--- START ---

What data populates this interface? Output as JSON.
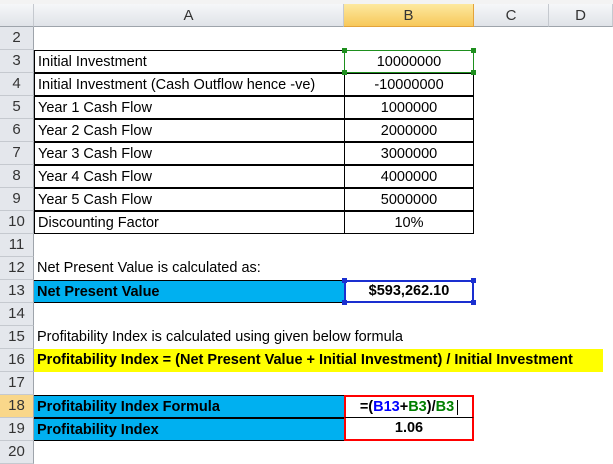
{
  "columns": [
    "A",
    "B",
    "C",
    "D"
  ],
  "rows": [
    {
      "num": "2",
      "a": "",
      "b": ""
    },
    {
      "num": "3",
      "a": "Initial Investment",
      "b": "10000000"
    },
    {
      "num": "4",
      "a": "Initial Investment (Cash Outflow hence -ve)",
      "b": "-10000000"
    },
    {
      "num": "5",
      "a": "Year 1 Cash Flow",
      "b": "1000000"
    },
    {
      "num": "6",
      "a": "Year 2 Cash Flow",
      "b": "2000000"
    },
    {
      "num": "7",
      "a": "Year 3 Cash Flow",
      "b": "3000000"
    },
    {
      "num": "8",
      "a": "Year 4 Cash Flow",
      "b": "4000000"
    },
    {
      "num": "9",
      "a": "Year 5 Cash Flow",
      "b": "5000000"
    },
    {
      "num": "10",
      "a": "Discounting Factor",
      "b": "10%"
    },
    {
      "num": "11",
      "a": "",
      "b": ""
    },
    {
      "num": "12",
      "a": "Net Present Value is calculated as:",
      "b": ""
    },
    {
      "num": "13",
      "a": "Net Present Value",
      "b": "$593,262.10"
    },
    {
      "num": "14",
      "a": "",
      "b": ""
    },
    {
      "num": "15",
      "a": "Profitability Index is calculated using given below formula",
      "b": ""
    },
    {
      "num": "16",
      "a": "Profitability Index = (Net Present Value + Initial Investment) / Initial Investment",
      "b": ""
    },
    {
      "num": "17",
      "a": "",
      "b": ""
    },
    {
      "num": "18",
      "a": "Profitability Index Formula",
      "b": ""
    },
    {
      "num": "19",
      "a": "Profitability Index",
      "b": "1.06"
    },
    {
      "num": "20",
      "a": "",
      "b": ""
    }
  ],
  "formula": {
    "p1": "=(",
    "r1": "B13",
    "plus": "+",
    "r2": "B3",
    "p2": ")/",
    "r3": "B3"
  },
  "colors": {
    "ref1": "#0000ff",
    "ref2": "#008000",
    "highlight": "#00b0f0",
    "yellow": "#ffff00",
    "red": "#ff0000"
  }
}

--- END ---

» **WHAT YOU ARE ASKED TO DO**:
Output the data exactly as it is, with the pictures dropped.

» **SOLUTION FOR THIS PROBLEM**:
What data populates this interface? Output as JSON.
{
  "columns": [
    "A",
    "B",
    "C",
    "D"
  ],
  "rows": [
    {
      "num": "2",
      "a": "",
      "b": ""
    },
    {
      "num": "3",
      "a": "Initial Investment",
      "b": "10000000"
    },
    {
      "num": "4",
      "a": "Initial Investment (Cash Outflow hence -ve)",
      "b": "-10000000"
    },
    {
      "num": "5",
      "a": "Year 1 Cash Flow",
      "b": "1000000"
    },
    {
      "num": "6",
      "a": "Year 2 Cash Flow",
      "b": "2000000"
    },
    {
      "num": "7",
      "a": "Year 3 Cash Flow",
      "b": "3000000"
    },
    {
      "num": "8",
      "a": "Year 4 Cash Flow",
      "b": "4000000"
    },
    {
      "num": "9",
      "a": "Year 5 Cash Flow",
      "b": "5000000"
    },
    {
      "num": "10",
      "a": "Discounting Factor",
      "b": "10%"
    },
    {
      "num": "11",
      "a": "",
      "b": ""
    },
    {
      "num": "12",
      "a": "Net Present Value is calculated as:",
      "b": ""
    },
    {
      "num": "13",
      "a": "Net Present Value",
      "b": "$593,262.10"
    },
    {
      "num": "14",
      "a": "",
      "b": ""
    },
    {
      "num": "15",
      "a": "Profitability Index is calculated using given below formula",
      "b": ""
    },
    {
      "num": "16",
      "a": "Profitability Index = (Net Present Value + Initial Investment) / Initial Investment",
      "b": ""
    },
    {
      "num": "17",
      "a": "",
      "b": ""
    },
    {
      "num": "18",
      "a": "Profitability Index Formula",
      "b": ""
    },
    {
      "num": "19",
      "a": "Profitability Index",
      "b": "1.06"
    },
    {
      "num": "20",
      "a": "",
      "b": ""
    }
  ],
  "formula": {
    "p1": "=(",
    "r1": "B13",
    "plus": "+",
    "r2": "B3",
    "p2": ")/",
    "r3": "B3"
  },
  "colors": {
    "ref1": "#0000ff",
    "ref2": "#008000",
    "highlight": "#00b0f0",
    "yellow": "#ffff00",
    "red": "#ff0000"
  }
}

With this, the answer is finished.